Whether or not a child will be protected in case of a car accident depends on a number of things that some parents don’t think much about: the direction of the car seat, the age of the child, the type of car seat, how the car seat is strapped into the car and how the child is strapped into the car seat.
This week, from September 16-22, is Child Passenger Safety Week. Sponsored by the U.S. Department of Transportation’s National Highway Traffic Safety Administration (NHTSA), the week-long observance wants to alert parents to the fact that the majority of car seats are still not used correctly.
As proof of this troubling fact, several preventable statistics have emerged:
Motor vehicle crashes are the leading cause of death for children age 1 through 12 years old.
According to a NHTSA study, 3 out of 4 kids are not as secure in the car as they should be because their car seats are not being used correctly
From 2005 to 2009, almost 20 percent of children (age 12 and younger in a passenger vehicle) killed in motor vehicle traffic crashes were Hispanic.
One of the main reasons why so many Latino children are killed in car accidents is because parents tend to move them out of car seats and booster seats before they’re ready. Though the kids may whine and complain about being in a car seat, it’s obvious that parents are doing them no favor by treating them like “big” kids.
To learn tips on how to install a car seat and booster seat securely, when to use which kind of child restraint and how it should be placed in the car, the NHTSA has created a web site in both English and Spanish. Both sites feature checklists of safety concerns, instructional videos, and a rating system for car seat and booster seats.

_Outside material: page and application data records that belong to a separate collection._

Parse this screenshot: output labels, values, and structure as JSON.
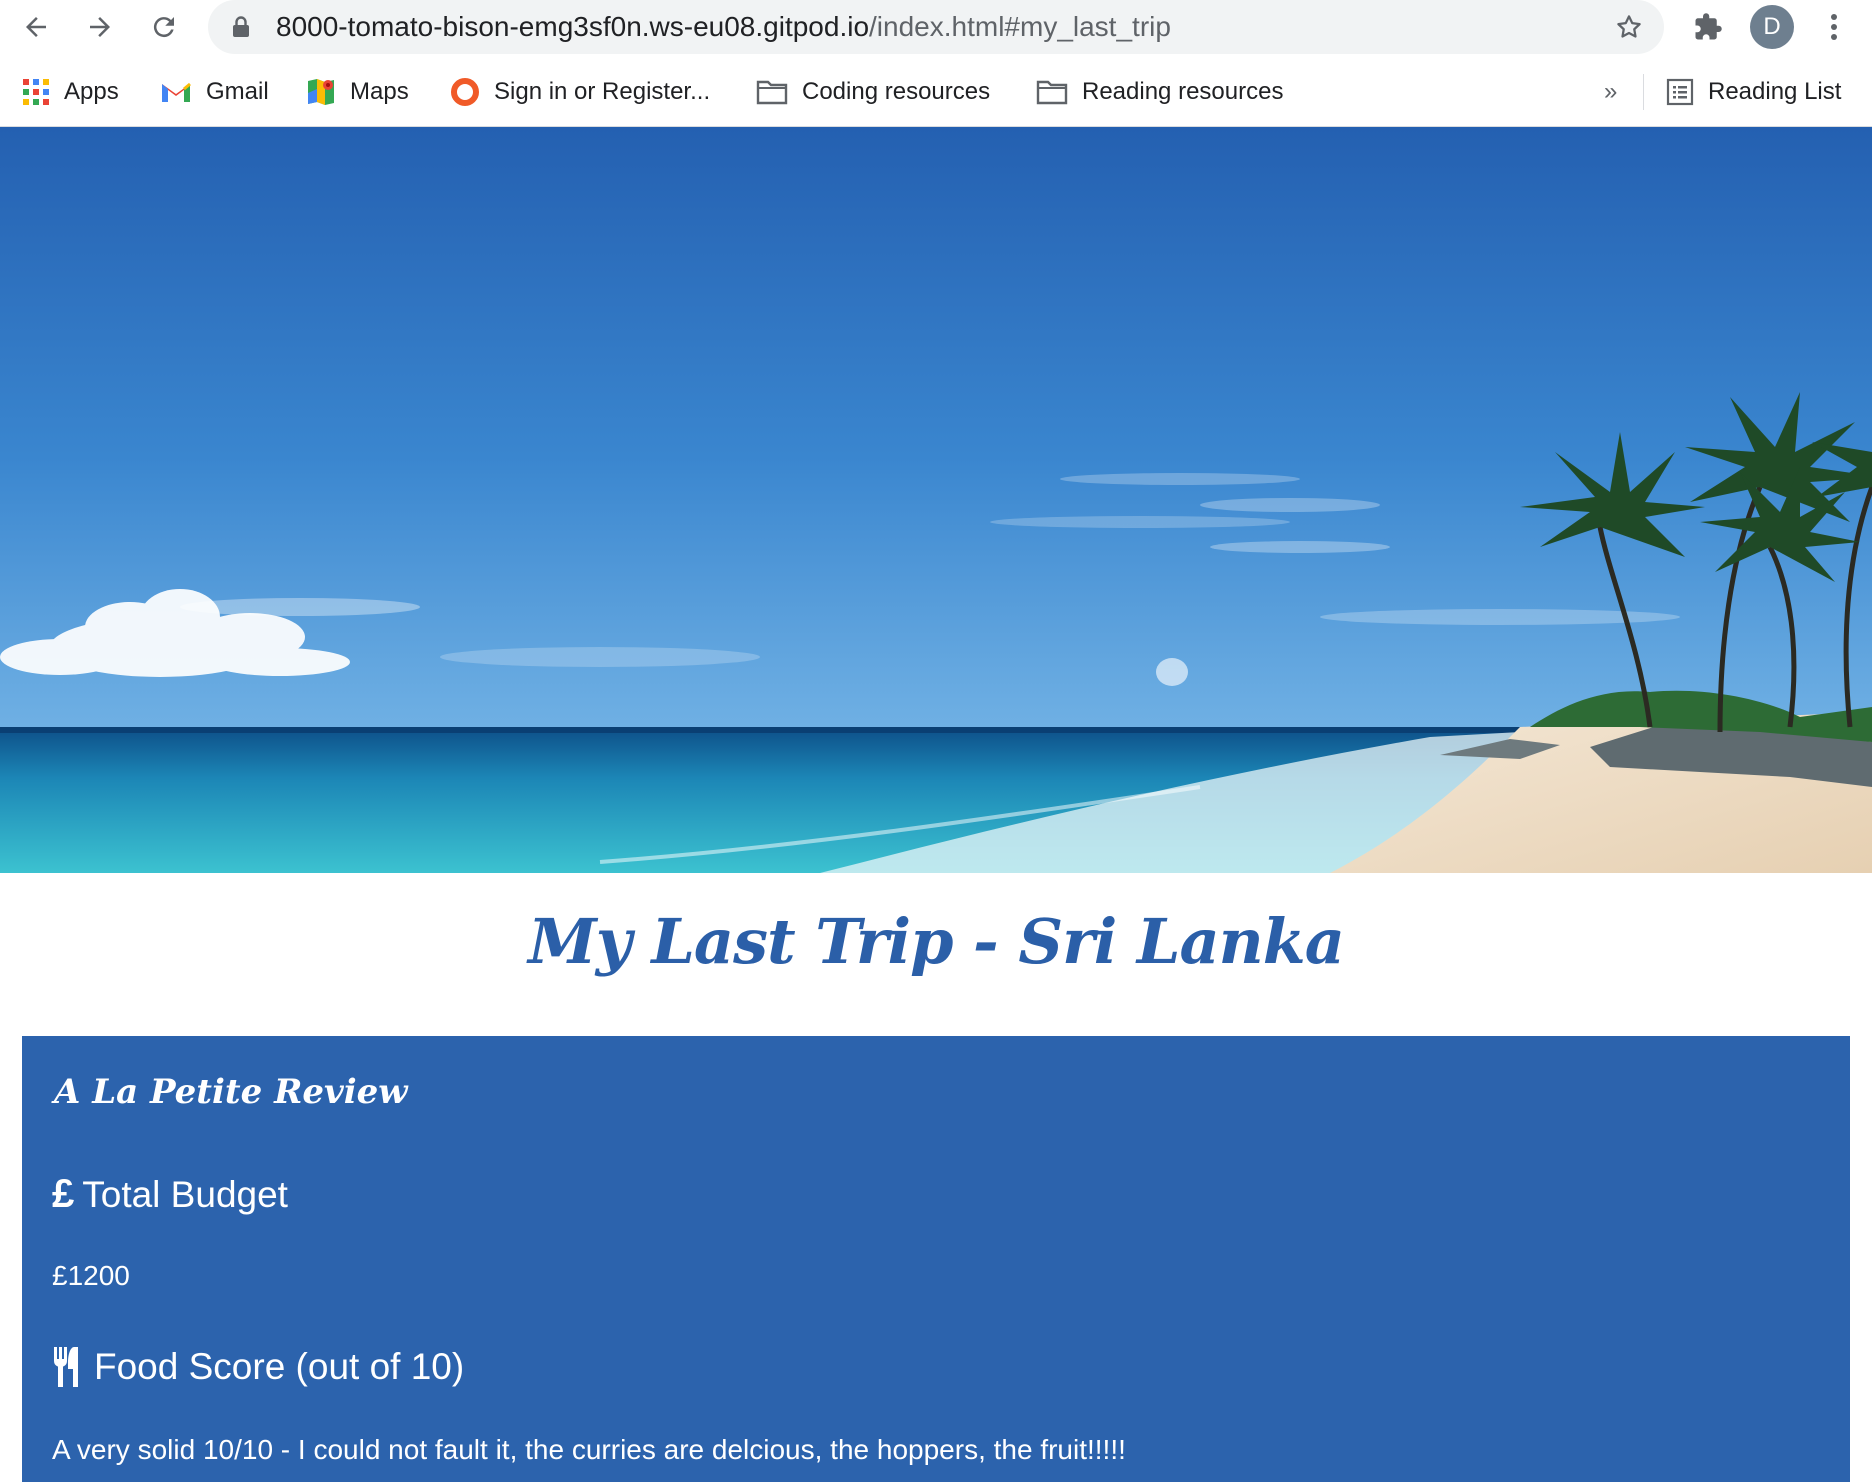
{
  "browser": {
    "url_host": "8000-tomato-bison-emg3sf0n.ws-eu08.gitpod.io",
    "url_path": "/index.html#my_last_trip",
    "profile_initial": "D",
    "bookmarks": [
      {
        "label": "Apps",
        "icon": "apps-grid-icon"
      },
      {
        "label": "Gmail",
        "icon": "gmail-icon"
      },
      {
        "label": "Maps",
        "icon": "maps-icon"
      },
      {
        "label": "Sign in or Register...",
        "icon": "ring-icon"
      },
      {
        "label": "Coding resources",
        "icon": "folder-icon"
      },
      {
        "label": "Reading resources",
        "icon": "folder-icon"
      }
    ],
    "overflow_label": "»",
    "reading_list_label": "Reading List"
  },
  "page": {
    "title": "My Last Trip - Sri Lanka",
    "review": {
      "heading": "A La Petite Review",
      "budget_heading": "Total Budget",
      "budget_value": "£1200",
      "food_heading": "Food Score (out of 10)",
      "food_text": "A very solid 10/10 - I could not fault it, the curries are delcious, the hoppers, the fruit!!!!!"
    }
  },
  "colors": {
    "accent": "#2b5fa8",
    "panel": "#2c63ad",
    "omnibox": "#f1f3f4"
  }
}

However, sometimes a video or instructions just aren’t enough for people to know whether or not they’re installing a car seat or booster seat correctly in their cars. So, September 22, 2012 has been designated National Seat Check Saturday. On this day, parents, nationwide, can drive to a car seat inspection station where experts will provide car seat checks and hands-on advice to parents and caregivers about selecting the right car seat for a child’s age and size as well as how to properly strap it into the car. Locations of car seat inspection stations will be found on the web site.
“National Seat Check Saturday is your opportunity to make your child’s safety in the car a priority. Many parents go into an inspection with no idea that their child is at risk, but walk away knowing that that their child and safe and secure instead of just assuming it,” said NHTSA Administrator David Strickland.